BEGIN SUPPLIED INFORMATION

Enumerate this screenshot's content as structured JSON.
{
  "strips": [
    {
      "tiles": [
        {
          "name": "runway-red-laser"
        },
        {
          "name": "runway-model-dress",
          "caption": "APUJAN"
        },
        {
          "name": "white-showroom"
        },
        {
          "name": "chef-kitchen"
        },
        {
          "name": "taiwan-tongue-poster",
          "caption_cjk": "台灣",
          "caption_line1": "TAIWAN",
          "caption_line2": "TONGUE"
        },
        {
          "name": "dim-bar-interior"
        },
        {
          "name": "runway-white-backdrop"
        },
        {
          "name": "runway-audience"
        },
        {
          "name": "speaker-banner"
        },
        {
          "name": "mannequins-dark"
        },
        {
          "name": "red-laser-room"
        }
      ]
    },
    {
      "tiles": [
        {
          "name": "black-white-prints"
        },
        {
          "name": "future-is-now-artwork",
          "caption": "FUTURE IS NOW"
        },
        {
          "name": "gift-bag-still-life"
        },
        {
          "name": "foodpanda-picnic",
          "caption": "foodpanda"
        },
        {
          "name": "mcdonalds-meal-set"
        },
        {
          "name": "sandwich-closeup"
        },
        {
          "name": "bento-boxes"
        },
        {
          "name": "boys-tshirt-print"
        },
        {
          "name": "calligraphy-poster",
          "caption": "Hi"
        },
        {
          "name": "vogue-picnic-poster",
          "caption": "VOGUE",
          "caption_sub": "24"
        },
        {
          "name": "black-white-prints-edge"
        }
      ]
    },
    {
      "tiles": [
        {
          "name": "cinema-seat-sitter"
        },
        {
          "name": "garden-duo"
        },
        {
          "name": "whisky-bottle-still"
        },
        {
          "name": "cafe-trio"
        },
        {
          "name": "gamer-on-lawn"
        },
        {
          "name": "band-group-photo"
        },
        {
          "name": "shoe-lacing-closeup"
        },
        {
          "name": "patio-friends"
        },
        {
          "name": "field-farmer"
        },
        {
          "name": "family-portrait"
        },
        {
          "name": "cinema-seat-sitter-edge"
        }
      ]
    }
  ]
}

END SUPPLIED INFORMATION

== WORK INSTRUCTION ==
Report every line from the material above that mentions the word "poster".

== ANSWER TO THE EXERCISE ==
          "name": "taiwan-tongue-poster",
          "name": "calligraphy-poster",
          "name": "vogue-picnic-poster",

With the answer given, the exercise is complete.